**Data for analysis:**
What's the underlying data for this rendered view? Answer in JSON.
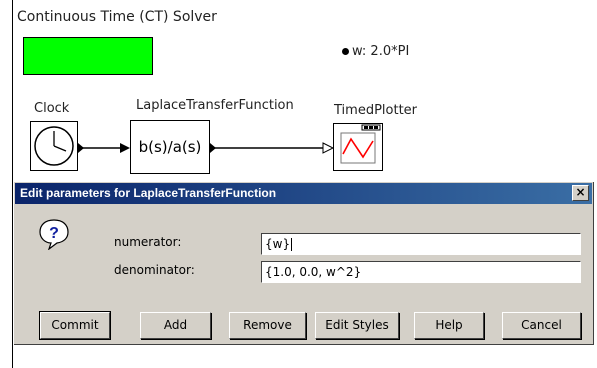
{
  "diagram": {
    "director_label": "Continuous Time (CT) Solver",
    "parameter_text": "w: 2.0*PI",
    "actors": {
      "clock_label": "Clock",
      "laplace_label": "LaplaceTransferFunction",
      "laplace_expression": "b(s)/a(s)",
      "plotter_label": "TimedPlotter"
    },
    "colors": {
      "director_fill": "#00ff00",
      "dialog_title_bar": "#0a246a",
      "dialog_background": "#d4d0c8"
    }
  },
  "dialog": {
    "title": "Edit parameters for LaplaceTransferFunction",
    "close_glyph": "×",
    "icon": "question-icon",
    "fields": {
      "numerator_label": "numerator:",
      "numerator_value": "{w}",
      "denominator_label": "denominator:",
      "denominator_value": "{1.0, 0.0, w^2}"
    },
    "buttons": {
      "commit": "Commit",
      "add": "Add",
      "remove": "Remove",
      "edit_styles": "Edit Styles",
      "help": "Help",
      "cancel": "Cancel"
    }
  }
}
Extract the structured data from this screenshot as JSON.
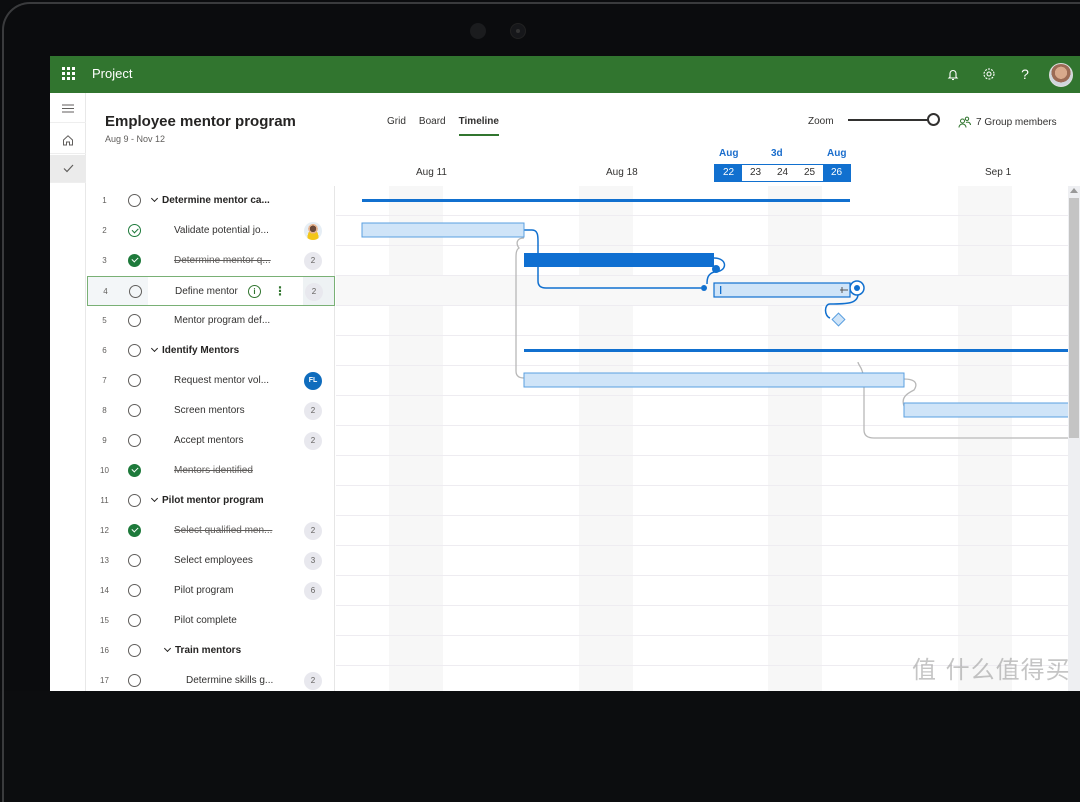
{
  "app": {
    "title": "Project",
    "icons": [
      "waffle-icon",
      "bell-icon",
      "gear-icon",
      "help-icon",
      "avatar"
    ]
  },
  "rail": {
    "items": [
      {
        "name": "menu",
        "icon": "hamburger-icon"
      },
      {
        "name": "home",
        "icon": "home-icon"
      },
      {
        "name": "tasks",
        "icon": "checkmark-icon",
        "active": true
      }
    ]
  },
  "project": {
    "title": "Employee mentor program",
    "dates": "Aug 9 - Nov 12"
  },
  "views": {
    "tabs": [
      {
        "label": "Grid",
        "active": false
      },
      {
        "label": "Board",
        "active": false
      },
      {
        "label": "Timeline",
        "active": true
      }
    ]
  },
  "zoom": {
    "label": "Zoom",
    "level": 1.0
  },
  "members": {
    "label": "7 Group members"
  },
  "timeline": {
    "dates": [
      "Aug 11",
      "Aug 18",
      "Sep 1"
    ],
    "selection": {
      "start_month": "Aug",
      "duration": "3d",
      "end_month": "Aug",
      "days": [
        "22",
        "23",
        "24",
        "25",
        "26"
      ]
    }
  },
  "tasks": [
    {
      "num": "1",
      "name": "Determine mentor ca...",
      "type": "group",
      "status": "open",
      "indent": 0
    },
    {
      "num": "2",
      "name": "Validate potential jo...",
      "type": "task",
      "status": "in-progress",
      "indent": 1,
      "assignee": "person"
    },
    {
      "num": "3",
      "name": "Determine mentor q...",
      "type": "task",
      "status": "done",
      "indent": 1,
      "badge": "2"
    },
    {
      "num": "4",
      "name": "Define mentor",
      "type": "task",
      "status": "open",
      "indent": 1,
      "badge": "2",
      "selected": true
    },
    {
      "num": "5",
      "name": "Mentor program def...",
      "type": "task",
      "status": "open",
      "indent": 1
    },
    {
      "num": "6",
      "name": "Identify Mentors",
      "type": "group",
      "status": "open",
      "indent": 0
    },
    {
      "num": "7",
      "name": "Request mentor vol...",
      "type": "task",
      "status": "open",
      "indent": 1,
      "badge": "FL",
      "badge_type": "initials"
    },
    {
      "num": "8",
      "name": "Screen mentors",
      "type": "task",
      "status": "open",
      "indent": 1,
      "badge": "2"
    },
    {
      "num": "9",
      "name": "Accept mentors",
      "type": "task",
      "status": "open",
      "indent": 1,
      "badge": "2"
    },
    {
      "num": "10",
      "name": "Mentors identified",
      "type": "task",
      "status": "done",
      "indent": 1
    },
    {
      "num": "11",
      "name": "Pilot mentor program",
      "type": "group",
      "status": "open",
      "indent": 0
    },
    {
      "num": "12",
      "name": "Select qualified men...",
      "type": "task",
      "status": "done",
      "indent": 1,
      "badge": "2"
    },
    {
      "num": "13",
      "name": "Select employees",
      "type": "task",
      "status": "open",
      "indent": 1,
      "badge": "3"
    },
    {
      "num": "14",
      "name": "Pilot program",
      "type": "task",
      "status": "open",
      "indent": 1,
      "badge": "6"
    },
    {
      "num": "15",
      "name": "Pilot complete",
      "type": "task",
      "status": "open",
      "indent": 1
    },
    {
      "num": "16",
      "name": "Train mentors",
      "type": "group",
      "status": "open",
      "indent": 1
    },
    {
      "num": "17",
      "name": "Determine skills g...",
      "type": "task",
      "status": "open",
      "indent": 2,
      "badge": "2"
    }
  ],
  "colors": {
    "brand": "#31752f",
    "accent": "#1170cf",
    "bar_fill": "#cfe4f8",
    "bar_border": "#5a9fe0",
    "done": "#1e7a3b"
  },
  "watermark": "值 什么值得买"
}
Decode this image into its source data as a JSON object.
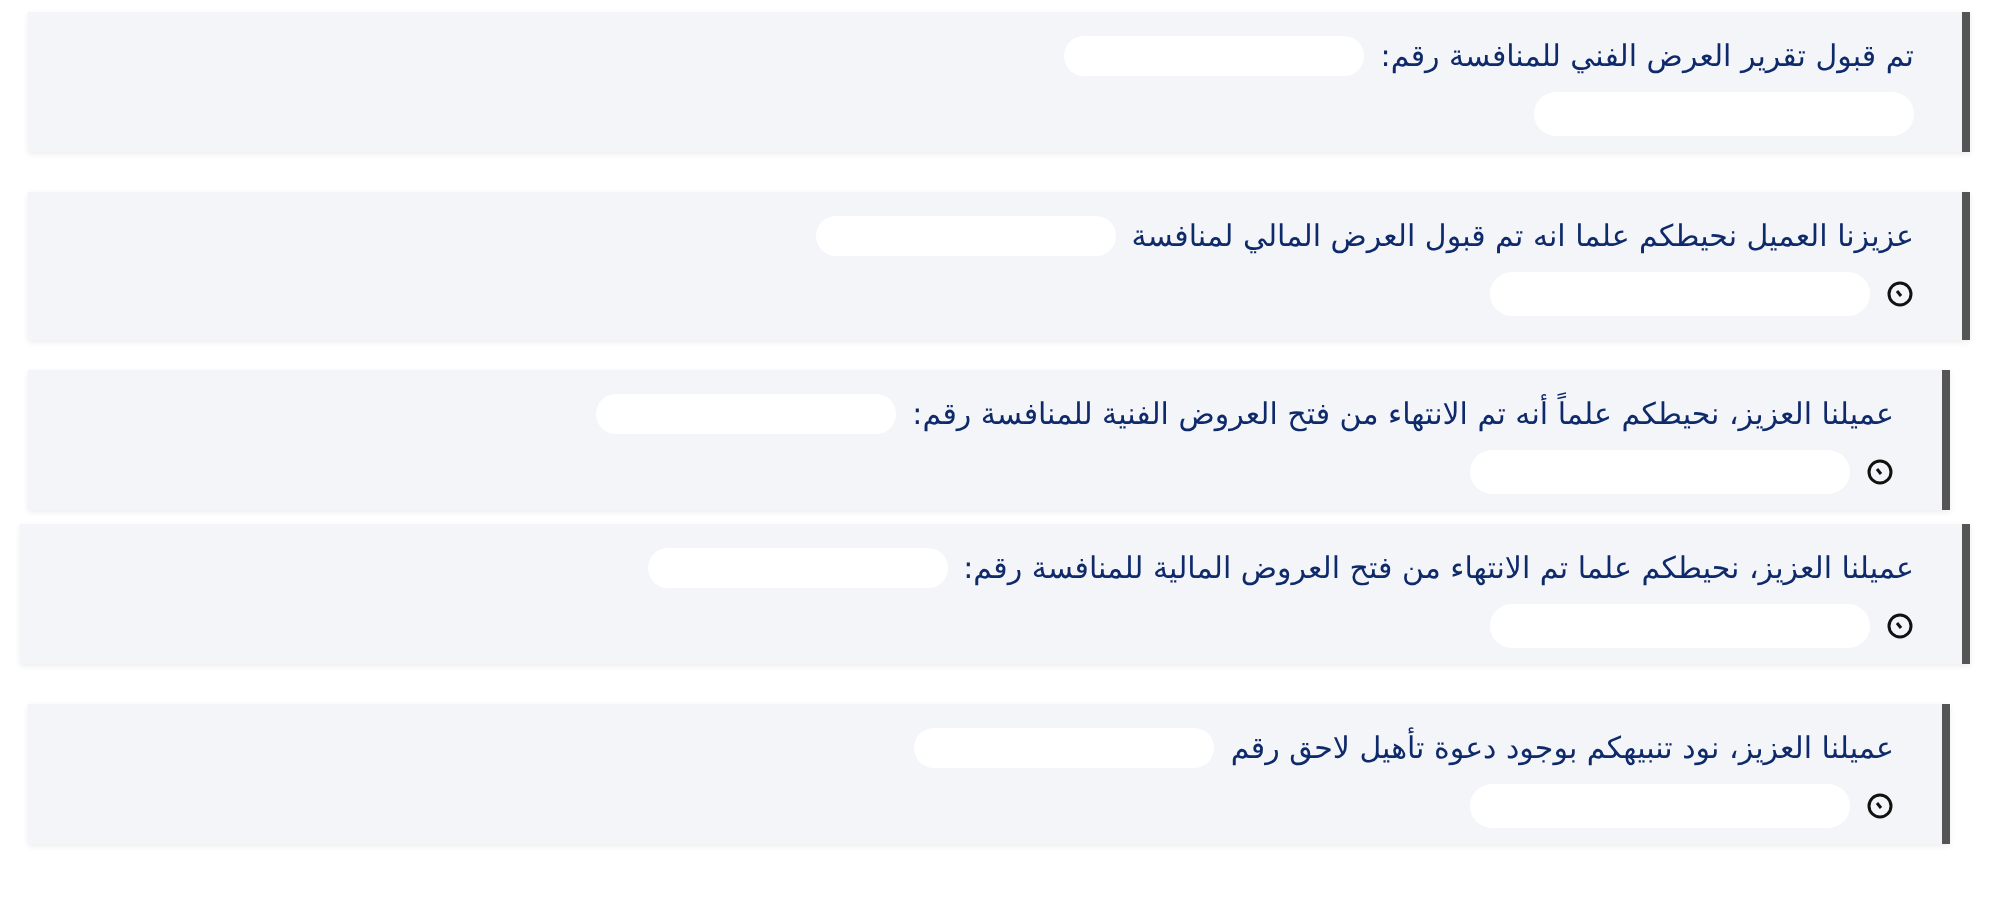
{
  "notifications": [
    {
      "message": "تم قبول تقرير العرض الفني للمنافسة رقم:",
      "time_icon": false
    },
    {
      "message": "عزيزنا العميل نحيطكم علما انه تم قبول العرض المالي لمنافسة",
      "time_icon": true
    },
    {
      "message": "عميلنا العزيز، نحيطكم علماً أنه تم الانتهاء من فتح العروض الفنية للمنافسة رقم:",
      "time_icon": true
    },
    {
      "message": "عميلنا العزيز، نحيطكم علما تم الانتهاء من فتح العروض المالية للمنافسة رقم:",
      "time_icon": true
    },
    {
      "message": "عميلنا العزيز، نود تنبيهكم بوجود دعوة تأهيل لاحق رقم",
      "time_icon": true
    }
  ]
}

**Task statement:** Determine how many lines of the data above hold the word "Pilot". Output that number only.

**Result of the task:** 3